Congregation of St. John

The case was subsequently referred to Rome - that is, the Congregation for Religious – (as early as 1976-77). First official recognition dates from April 27, 1978, when the Congregation for Religious allowed the Abbot of Lérins to proceed with the brothers' ties to the abbey "ad experimentum", that is, as an experiment carried out provisionally (for seven years), with the intention that the Community would eventually obtain its own statute.

It was then that we took the name "Community of Saint John". We also had to present a rule of life -this was drafted by Fr. Philippe, who was inspired particularly by the prayer of Christ in Chapter 17 of Saint John's Gospel- and the Constitutions, which describe the internal affairs of the Community.

Thus the essential bond with "Peter" was able to be rapidly established. It is found in the Rule of Life, which explicitly states that the "Brothers of Saint John will obey the Sovereign Pontiff as their highest superior".

Finnally if were to ask why the community of St. John was founded we might respond.  “You would have to ask the Holy Spirit! He is the only One who clearly understands....”

But the characteristics of the Community appear quite distinctly: insistence, from the very beginning at Fribourg, on the search for the truth through philosophical and theological work; a life consecrated to God, emphasizing silent prayer in community and the Eucharist; the importance of communal life in intense fraternal charity.

Yet it is impossible to live all this without the discovery of a personal bond with the Virgin Mary whom we receive as our Mother, following the example of St. John (Jn. 19:27) : "And for their sake I consecrate myself, that they may also be consecrated in truth" (John 17:19).

Coming to France

When Fr. Philippe reached retirement age (70) for university teaching in 1982, the Community decided to settle in France. Most of the brothers were French and living conditions in Fribourg were becoming impractical : the Community was scattered among four houses, none of which was large enough to accommodate 80 brothers.
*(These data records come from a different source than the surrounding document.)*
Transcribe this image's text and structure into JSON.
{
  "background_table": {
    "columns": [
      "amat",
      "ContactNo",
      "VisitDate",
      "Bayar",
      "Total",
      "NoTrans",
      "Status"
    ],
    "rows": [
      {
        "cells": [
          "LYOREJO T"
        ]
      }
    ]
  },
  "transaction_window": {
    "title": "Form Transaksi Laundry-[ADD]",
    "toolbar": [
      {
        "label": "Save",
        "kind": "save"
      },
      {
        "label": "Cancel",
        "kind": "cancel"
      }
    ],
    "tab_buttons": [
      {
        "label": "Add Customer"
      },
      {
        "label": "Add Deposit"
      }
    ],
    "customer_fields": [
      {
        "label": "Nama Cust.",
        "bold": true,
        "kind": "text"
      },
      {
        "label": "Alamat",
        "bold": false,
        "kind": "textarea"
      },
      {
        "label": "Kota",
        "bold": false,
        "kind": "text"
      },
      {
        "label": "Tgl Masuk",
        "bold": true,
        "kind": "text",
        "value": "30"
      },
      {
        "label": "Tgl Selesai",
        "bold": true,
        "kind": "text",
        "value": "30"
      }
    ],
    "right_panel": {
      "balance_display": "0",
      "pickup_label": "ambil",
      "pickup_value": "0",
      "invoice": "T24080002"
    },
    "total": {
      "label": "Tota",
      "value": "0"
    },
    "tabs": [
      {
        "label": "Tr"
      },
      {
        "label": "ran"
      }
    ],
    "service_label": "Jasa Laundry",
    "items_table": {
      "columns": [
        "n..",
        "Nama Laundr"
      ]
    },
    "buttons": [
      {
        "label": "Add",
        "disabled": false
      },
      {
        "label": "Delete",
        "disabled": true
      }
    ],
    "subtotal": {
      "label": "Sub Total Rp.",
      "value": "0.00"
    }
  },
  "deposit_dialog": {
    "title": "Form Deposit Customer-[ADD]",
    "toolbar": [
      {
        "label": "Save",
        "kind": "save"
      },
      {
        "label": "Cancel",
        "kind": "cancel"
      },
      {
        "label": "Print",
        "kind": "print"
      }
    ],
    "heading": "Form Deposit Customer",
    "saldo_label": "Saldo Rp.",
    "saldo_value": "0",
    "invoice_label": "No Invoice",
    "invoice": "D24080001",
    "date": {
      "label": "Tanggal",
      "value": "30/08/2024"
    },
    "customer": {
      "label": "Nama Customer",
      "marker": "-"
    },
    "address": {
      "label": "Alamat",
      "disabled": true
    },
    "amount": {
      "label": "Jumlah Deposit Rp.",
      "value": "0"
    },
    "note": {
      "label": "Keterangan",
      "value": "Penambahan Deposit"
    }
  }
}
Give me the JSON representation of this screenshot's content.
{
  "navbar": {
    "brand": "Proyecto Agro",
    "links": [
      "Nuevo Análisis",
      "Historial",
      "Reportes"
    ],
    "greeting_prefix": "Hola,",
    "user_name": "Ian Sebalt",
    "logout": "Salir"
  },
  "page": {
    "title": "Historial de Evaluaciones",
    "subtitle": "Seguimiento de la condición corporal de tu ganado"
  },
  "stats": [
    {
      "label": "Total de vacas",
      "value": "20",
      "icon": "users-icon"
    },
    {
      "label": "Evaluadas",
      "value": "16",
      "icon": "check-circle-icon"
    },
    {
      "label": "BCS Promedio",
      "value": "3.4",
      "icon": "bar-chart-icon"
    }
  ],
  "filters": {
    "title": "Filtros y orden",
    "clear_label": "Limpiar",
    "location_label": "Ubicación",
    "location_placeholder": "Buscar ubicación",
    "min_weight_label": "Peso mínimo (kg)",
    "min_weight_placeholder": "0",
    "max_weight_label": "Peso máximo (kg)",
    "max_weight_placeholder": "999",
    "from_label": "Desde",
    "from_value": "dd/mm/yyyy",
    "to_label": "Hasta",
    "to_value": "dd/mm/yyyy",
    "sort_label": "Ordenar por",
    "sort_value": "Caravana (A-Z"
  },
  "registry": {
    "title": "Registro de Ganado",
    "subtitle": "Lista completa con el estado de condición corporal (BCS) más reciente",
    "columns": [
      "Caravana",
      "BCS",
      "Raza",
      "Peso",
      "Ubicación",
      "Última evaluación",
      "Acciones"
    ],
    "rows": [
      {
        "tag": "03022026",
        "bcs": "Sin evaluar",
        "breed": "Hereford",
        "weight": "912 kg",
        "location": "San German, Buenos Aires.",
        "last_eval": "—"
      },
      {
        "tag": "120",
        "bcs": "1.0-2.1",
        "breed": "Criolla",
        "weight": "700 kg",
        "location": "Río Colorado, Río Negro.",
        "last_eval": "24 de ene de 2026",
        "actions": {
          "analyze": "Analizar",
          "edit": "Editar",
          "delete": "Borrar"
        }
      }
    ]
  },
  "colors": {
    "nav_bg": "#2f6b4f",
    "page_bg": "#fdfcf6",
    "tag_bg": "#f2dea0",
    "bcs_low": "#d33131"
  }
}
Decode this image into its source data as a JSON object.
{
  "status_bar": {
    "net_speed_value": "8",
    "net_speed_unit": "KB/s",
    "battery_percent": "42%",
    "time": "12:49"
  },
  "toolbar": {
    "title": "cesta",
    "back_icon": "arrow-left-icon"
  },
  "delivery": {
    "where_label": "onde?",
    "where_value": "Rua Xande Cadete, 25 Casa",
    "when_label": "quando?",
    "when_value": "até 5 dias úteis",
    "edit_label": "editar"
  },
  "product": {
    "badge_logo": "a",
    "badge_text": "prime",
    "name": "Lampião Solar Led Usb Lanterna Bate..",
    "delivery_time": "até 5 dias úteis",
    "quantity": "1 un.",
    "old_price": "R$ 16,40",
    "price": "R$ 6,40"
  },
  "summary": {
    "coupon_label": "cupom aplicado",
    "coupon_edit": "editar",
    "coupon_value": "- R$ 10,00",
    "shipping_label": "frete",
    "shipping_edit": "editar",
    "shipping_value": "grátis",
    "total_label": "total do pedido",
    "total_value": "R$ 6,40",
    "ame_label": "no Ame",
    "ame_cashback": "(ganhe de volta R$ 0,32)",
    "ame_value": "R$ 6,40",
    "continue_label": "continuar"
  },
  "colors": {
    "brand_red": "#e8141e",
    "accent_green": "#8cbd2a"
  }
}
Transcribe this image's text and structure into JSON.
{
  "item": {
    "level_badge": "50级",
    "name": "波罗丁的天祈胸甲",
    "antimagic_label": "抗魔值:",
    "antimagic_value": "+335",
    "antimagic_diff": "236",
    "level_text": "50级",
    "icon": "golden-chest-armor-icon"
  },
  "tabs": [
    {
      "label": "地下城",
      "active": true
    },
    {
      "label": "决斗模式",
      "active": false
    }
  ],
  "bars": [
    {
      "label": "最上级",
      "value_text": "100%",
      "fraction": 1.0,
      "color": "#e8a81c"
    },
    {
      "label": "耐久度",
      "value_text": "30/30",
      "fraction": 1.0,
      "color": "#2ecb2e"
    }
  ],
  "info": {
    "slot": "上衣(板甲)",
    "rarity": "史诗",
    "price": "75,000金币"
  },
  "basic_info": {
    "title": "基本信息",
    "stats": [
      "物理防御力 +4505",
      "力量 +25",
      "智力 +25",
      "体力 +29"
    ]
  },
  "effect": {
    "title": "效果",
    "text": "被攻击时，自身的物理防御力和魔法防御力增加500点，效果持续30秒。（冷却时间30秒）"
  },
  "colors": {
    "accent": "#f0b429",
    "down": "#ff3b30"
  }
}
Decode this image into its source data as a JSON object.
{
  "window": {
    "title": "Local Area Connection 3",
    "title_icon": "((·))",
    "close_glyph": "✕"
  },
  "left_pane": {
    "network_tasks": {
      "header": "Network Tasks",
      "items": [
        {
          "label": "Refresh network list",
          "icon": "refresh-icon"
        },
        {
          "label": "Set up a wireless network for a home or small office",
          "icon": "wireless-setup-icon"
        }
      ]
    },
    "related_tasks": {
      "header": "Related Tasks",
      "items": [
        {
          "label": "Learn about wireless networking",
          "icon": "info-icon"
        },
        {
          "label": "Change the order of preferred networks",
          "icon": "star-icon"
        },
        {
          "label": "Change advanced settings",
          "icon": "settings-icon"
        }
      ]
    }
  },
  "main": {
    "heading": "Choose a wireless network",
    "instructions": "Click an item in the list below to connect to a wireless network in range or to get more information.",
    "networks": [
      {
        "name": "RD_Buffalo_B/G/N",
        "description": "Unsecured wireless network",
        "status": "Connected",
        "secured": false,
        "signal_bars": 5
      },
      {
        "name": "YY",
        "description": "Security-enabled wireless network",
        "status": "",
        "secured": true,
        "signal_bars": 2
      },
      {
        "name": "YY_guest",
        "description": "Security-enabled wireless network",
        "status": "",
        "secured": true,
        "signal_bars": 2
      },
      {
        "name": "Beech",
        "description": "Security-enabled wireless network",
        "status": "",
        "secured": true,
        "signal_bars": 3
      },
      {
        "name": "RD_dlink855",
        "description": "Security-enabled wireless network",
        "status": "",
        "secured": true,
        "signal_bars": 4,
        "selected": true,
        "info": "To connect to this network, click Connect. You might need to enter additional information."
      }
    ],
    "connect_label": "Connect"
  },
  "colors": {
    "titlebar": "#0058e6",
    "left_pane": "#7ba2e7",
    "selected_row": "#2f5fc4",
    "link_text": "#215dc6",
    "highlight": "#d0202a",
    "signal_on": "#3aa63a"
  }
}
And the Bishop of Autun generously gave his consent to our establishment in his diocese. Then we still had to be able to move in. The building that the brothers discovered at Rimont required a lot of repairs, and everyone had to get down to work. Little by little, we were able to establish a true communal life which brought all the brothers of the Community together for the first time. However, in May of 1983, we had to open a new house due to the large number of admissions.

With the permission of the Archbishop of Lyon, part of the Community took up residence at Saint-Jodard--in the department of the Loire, near Roanne--where there was a former minor seminary (this was becoming a habit...). Since the beginning of the century, it had been owned by the goverment and had served, after various allocations, as a juvenile detention center.... The Community novitiate thus opened its doors in October, 1983.

The shortest route from Rimont to Saint-Jodard passes....through the heart of Christ: the city of the Sacred Heart, Paray-le-Monial, is actually halfway between the two houses.When he discovered this, Fr. Philippe remembered what Marthe Robin had told him: "I don't know why Paray remains etched in my heart ; Father, never abandon Paray-le-Monial".